* [PROBLEM REQUIREMENTS]
Output each entry in full so that the result matches the data exactly.

* [INFORMATION GIVEN]
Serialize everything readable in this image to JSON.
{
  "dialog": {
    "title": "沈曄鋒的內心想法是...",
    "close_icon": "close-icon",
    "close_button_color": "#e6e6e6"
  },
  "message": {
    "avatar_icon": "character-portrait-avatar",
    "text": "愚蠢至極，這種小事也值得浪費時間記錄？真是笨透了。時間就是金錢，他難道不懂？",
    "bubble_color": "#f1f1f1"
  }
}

* [FINAL ANSWER]
Serialize everything readable in this image to JSON.
{
  "dialog": {
    "title": "沈曄鋒的內心想法是...",
    "close_icon": "close-icon",
    "close_button_color": "#e6e6e6"
  },
  "message": {
    "avatar_icon": "character-portrait-avatar",
    "text": "愚蠢至極，這種小事也值得浪費時間記錄？真是笨透了。時間就是金錢，他難道不懂？",
    "bubble_color": "#f1f1f1"
  }
}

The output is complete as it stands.